Tory Ben Gummer (Ipswich) said Britain was behind other countries in Europe when it came to pharmacies offering additional services, pointing out that only one in 10 clinical commissioning groups (CCGs) contract the chemist to offer treatment.

Mr Gummer partly blamed it on a state bureaucracy that would “make the North Korean government proud”.

11.32am Editor-in-Chief Alastair McLellan tweets about the exclusive HSJ broke yesterday on an extra £150m for A&Es

“Shame on the BBC for ripping off @sophieevebarnes A&E exclusive without credit bbc.co.uk/news/health-25… & hsj.co.uk/news/acute-car… #expectbetter

11.16amAvoidable’ emergency admissions are increasing among the elderly according to the Care Quality Commission’s State of Care report. The figures show that more than half a million people aged 65 and over were admitted as an emergency to hospital with potentially avoidable conditions in the last year and almost one in ten aged 75 and over were avoidable emergency admissions.

The number of ‘avoidable’ emergency admissions varies with some parts of the country managing better than others.

10.45am Middle-aged people who live through recessions are more likely to have slower brains in later life according to the findings of a study reported in The Times. The study looked at 12,000 people aged 50-74 in eleven European countries and the results were published in the Journal of Epidemiology and Community Health.

10.34am The NHS in England wasted more than £40m last year by paying too much for its energy and water, the TaxPayers’ Alliance pressure group has claimed.

Money spent on excessive utility bills could have paid the salaries of more than 1,350 extra nurses, the right-wing campaigning group said.

The NHS in England spent more than £630m on energy and £80m on water 2012-13.

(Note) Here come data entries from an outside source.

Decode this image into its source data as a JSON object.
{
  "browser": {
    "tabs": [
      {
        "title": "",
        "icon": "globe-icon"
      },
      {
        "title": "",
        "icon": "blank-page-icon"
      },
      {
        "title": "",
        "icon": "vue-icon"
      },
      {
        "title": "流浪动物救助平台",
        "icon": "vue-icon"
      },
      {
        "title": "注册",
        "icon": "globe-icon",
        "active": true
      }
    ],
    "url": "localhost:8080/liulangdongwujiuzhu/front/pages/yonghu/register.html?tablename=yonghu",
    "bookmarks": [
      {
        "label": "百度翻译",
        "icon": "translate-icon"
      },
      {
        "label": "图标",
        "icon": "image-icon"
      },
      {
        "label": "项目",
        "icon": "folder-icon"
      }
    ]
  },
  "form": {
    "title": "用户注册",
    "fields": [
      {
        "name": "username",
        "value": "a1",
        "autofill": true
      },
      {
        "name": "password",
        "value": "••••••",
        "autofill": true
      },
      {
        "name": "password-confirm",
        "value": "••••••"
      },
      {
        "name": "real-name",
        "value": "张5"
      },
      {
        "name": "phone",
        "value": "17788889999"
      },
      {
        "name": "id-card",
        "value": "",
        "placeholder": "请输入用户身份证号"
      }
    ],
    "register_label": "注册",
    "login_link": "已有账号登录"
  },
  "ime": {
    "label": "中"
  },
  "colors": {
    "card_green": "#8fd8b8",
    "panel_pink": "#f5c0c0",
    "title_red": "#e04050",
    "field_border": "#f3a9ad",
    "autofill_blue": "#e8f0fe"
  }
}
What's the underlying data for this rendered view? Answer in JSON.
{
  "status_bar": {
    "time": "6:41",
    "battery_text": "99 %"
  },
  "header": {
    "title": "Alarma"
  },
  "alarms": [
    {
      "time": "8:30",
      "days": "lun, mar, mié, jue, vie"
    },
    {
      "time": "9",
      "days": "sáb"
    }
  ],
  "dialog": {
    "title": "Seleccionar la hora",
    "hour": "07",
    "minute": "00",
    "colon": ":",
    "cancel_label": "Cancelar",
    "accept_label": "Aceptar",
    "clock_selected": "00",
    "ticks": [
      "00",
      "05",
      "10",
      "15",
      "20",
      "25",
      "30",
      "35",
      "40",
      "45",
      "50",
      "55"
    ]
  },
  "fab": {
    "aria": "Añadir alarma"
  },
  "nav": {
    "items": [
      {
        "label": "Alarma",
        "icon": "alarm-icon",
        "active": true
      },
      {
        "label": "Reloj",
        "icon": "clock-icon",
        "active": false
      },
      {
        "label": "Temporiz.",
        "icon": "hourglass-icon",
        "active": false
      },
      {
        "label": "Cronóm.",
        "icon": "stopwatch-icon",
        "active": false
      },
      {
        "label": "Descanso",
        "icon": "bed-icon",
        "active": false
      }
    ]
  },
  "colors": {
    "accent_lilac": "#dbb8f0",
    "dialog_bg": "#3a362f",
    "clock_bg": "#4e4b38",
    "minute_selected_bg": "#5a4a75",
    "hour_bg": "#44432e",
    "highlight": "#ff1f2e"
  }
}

10.28am The National Aids Trust is calling for councils to offer regular HIV testing in response to Public Health England’s new figures on the number of people living with the infection unaware.

Chief Executive Deborah Jack said: “In April 2012 local councils were given the responsibility for HIV prevention and testing. These figures are a wake-up call. Local councils must urgently address how and where HIV testing is offered in their local area. This must include requiring sexual health clinics to always offer an HIV test to undiagnosed clinic attendees. Unless they do so we will continue to see the numbers of HIV diagnoses rise.”

10.11am Around a fifth of people living with HIV in the UK are unaware of their infection according to new figures from Public Health England published today. The figures also show that 47 per cent of the 6,360 people newly diagnosed with HIV in 2012 were identified late. New HIV diagnoses among men who have sex with men also reached an all-time high, with 3,250 cases in 2012.

A small decline in the numbers of people living with the infection unaware was seen but PHE is calling for a greater decrease as early diagnosis and treatment can mean a near-normal lifespan.

Professor Kevin Fenton, PHE’s Health and Wellbeing Director, said: “National HIV Testing Week is a great opportunity to alert people to the benefits of testing – for individuals and for the UK’s public health. PHE is urging members of the public, clinicians, commissioners and community leaders to support and engage with the campaign.”